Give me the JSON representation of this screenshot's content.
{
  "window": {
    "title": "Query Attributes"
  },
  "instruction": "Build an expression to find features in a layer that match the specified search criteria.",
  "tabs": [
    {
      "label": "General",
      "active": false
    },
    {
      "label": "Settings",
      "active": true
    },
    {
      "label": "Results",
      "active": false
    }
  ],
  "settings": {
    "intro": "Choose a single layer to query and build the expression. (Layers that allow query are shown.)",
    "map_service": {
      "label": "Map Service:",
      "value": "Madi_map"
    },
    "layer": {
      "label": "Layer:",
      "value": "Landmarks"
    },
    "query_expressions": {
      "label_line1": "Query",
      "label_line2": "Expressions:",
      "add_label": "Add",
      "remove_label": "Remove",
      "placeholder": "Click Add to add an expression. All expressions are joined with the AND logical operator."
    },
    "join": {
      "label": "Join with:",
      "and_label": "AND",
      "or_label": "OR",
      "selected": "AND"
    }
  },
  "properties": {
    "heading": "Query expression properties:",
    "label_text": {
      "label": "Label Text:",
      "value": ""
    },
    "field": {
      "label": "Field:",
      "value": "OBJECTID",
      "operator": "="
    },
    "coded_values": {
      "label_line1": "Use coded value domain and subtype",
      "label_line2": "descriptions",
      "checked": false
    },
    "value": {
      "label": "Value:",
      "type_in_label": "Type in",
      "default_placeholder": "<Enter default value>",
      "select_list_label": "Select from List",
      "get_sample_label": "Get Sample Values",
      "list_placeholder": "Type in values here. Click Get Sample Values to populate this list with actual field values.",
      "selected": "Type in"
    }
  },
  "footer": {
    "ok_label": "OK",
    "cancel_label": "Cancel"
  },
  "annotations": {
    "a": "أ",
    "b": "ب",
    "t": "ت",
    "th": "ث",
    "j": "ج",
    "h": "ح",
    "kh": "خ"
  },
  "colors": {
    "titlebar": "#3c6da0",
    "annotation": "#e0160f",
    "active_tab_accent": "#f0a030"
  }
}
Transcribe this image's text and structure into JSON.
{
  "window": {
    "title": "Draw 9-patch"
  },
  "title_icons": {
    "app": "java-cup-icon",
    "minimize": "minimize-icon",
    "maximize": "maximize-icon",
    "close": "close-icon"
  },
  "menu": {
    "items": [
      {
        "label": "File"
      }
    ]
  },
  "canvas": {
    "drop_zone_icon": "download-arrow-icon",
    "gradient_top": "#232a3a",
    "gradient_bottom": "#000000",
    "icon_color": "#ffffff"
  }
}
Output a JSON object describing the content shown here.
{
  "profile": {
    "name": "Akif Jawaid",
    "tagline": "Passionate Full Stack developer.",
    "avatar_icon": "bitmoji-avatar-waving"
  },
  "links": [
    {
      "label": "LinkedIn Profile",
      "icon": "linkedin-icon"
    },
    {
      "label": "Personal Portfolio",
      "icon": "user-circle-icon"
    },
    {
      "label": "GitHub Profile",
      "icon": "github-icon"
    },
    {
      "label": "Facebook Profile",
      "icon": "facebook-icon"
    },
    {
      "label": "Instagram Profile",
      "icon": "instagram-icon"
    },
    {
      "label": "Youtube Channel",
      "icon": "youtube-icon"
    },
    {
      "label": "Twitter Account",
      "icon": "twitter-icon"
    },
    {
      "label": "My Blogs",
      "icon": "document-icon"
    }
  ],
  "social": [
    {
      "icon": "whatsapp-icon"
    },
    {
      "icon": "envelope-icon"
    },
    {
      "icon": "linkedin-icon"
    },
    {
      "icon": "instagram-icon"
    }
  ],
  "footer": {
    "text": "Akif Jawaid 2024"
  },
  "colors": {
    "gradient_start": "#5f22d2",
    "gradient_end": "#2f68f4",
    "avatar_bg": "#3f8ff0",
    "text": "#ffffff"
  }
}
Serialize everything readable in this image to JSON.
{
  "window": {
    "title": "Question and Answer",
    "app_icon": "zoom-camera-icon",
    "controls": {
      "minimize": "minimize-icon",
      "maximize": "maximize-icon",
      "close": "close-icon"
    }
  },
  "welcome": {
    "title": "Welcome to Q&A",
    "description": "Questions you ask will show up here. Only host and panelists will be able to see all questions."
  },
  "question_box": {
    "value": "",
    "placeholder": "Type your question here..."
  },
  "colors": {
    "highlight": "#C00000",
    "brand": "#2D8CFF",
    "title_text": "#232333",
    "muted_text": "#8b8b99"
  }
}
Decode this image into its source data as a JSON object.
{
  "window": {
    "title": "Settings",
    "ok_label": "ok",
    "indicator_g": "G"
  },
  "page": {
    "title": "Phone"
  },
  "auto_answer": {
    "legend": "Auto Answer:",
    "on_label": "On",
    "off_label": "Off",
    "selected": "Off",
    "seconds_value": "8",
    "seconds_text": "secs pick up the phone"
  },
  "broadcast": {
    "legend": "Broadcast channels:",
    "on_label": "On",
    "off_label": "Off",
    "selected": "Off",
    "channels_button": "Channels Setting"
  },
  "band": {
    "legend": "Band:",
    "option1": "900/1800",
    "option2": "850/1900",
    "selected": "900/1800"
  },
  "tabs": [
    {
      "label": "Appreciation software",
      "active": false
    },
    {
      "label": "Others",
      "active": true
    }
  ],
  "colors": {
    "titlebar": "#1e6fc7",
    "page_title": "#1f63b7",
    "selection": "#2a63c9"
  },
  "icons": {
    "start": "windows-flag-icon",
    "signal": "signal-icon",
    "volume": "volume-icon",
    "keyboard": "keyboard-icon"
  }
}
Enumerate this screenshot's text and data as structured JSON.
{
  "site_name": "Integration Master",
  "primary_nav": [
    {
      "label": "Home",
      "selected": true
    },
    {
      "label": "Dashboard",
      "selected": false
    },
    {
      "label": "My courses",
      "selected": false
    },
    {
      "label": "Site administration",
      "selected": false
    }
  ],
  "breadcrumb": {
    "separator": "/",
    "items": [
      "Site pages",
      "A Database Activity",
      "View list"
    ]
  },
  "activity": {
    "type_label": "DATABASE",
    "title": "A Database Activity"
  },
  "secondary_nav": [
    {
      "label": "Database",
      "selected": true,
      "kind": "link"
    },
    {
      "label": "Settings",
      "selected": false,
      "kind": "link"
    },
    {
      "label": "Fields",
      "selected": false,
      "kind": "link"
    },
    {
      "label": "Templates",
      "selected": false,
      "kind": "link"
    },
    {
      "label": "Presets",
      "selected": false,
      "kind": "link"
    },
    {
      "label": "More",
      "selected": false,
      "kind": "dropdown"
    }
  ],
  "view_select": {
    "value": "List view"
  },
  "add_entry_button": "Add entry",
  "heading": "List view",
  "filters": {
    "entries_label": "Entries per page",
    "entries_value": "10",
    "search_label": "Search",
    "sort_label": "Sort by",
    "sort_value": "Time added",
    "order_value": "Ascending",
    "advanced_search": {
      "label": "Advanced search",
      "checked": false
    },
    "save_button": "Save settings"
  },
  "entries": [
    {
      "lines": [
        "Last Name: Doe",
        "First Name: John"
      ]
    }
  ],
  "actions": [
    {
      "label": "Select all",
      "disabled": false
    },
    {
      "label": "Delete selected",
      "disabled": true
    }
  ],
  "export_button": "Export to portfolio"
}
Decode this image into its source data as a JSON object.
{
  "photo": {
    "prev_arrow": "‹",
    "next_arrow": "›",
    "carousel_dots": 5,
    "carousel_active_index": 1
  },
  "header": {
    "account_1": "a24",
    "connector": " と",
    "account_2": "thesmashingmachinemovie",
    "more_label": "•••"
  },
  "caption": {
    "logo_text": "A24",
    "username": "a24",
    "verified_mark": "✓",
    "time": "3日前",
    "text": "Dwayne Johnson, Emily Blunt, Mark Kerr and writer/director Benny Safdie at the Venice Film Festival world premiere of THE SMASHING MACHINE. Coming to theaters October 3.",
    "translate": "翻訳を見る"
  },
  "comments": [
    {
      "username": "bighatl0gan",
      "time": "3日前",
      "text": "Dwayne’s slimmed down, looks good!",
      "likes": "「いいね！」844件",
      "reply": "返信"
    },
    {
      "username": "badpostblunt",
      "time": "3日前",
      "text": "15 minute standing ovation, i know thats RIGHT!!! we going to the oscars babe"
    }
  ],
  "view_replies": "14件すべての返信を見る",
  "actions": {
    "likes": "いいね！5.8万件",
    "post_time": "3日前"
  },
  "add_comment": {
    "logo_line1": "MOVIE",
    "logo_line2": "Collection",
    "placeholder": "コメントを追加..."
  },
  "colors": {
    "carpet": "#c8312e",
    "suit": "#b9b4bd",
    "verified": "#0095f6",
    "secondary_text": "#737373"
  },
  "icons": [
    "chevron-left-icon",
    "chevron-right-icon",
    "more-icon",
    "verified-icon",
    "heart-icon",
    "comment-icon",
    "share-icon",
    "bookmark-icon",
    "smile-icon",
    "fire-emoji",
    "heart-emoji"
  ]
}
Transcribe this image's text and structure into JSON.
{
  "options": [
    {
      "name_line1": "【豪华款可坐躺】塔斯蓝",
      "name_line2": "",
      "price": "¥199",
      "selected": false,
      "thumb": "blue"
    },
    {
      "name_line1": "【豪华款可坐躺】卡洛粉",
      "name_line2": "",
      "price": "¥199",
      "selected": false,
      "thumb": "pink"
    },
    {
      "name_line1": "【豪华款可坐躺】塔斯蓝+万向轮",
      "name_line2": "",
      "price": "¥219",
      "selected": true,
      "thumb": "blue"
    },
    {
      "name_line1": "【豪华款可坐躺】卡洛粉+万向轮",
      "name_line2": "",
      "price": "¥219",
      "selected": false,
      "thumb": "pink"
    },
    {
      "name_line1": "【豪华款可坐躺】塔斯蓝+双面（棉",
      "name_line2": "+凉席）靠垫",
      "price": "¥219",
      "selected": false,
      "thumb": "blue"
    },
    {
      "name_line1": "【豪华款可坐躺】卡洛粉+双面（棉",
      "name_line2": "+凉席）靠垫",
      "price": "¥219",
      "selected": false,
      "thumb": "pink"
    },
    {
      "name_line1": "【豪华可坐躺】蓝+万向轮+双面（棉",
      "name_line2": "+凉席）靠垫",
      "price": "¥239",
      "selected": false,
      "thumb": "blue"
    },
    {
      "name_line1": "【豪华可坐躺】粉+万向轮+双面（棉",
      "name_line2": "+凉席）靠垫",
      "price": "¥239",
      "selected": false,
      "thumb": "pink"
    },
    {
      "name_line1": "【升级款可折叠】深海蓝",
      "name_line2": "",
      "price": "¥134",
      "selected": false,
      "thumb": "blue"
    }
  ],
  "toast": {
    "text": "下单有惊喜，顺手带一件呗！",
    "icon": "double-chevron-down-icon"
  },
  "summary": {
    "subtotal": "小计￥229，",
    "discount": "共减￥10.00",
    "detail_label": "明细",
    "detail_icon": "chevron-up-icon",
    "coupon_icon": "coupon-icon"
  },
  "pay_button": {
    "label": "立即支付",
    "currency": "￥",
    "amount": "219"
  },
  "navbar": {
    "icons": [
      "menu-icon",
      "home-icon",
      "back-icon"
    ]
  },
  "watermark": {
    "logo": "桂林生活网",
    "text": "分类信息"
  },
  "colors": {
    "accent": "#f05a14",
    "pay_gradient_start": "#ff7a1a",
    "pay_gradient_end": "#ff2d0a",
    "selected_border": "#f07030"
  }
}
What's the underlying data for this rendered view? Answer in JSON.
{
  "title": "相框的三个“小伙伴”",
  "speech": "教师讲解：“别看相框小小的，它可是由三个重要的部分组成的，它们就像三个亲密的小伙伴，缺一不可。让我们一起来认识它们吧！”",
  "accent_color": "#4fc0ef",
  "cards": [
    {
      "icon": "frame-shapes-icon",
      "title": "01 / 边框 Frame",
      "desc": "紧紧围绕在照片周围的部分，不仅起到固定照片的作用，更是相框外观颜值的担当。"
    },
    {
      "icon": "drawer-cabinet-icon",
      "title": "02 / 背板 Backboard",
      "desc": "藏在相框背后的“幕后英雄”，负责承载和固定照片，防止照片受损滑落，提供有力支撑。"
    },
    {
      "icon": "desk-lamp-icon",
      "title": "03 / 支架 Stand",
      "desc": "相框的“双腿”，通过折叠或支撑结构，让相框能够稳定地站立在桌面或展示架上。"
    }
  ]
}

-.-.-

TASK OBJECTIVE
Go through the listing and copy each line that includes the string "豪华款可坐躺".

WRITTEN ANSWER
      "name_line1": "【豪华款可坐躺】塔斯蓝",
      "name_line1": "【豪华款可坐躺】卡洛粉",
      "name_line1": "【豪华款可坐躺】塔斯蓝+万向轮",
      "name_line1": "【豪华款可坐躺】卡洛粉+万向轮",
      "name_line1": "【豪华款可坐躺】塔斯蓝+双面（棉",
      "name_line1": "【豪华款可坐躺】卡洛粉+双面（棉",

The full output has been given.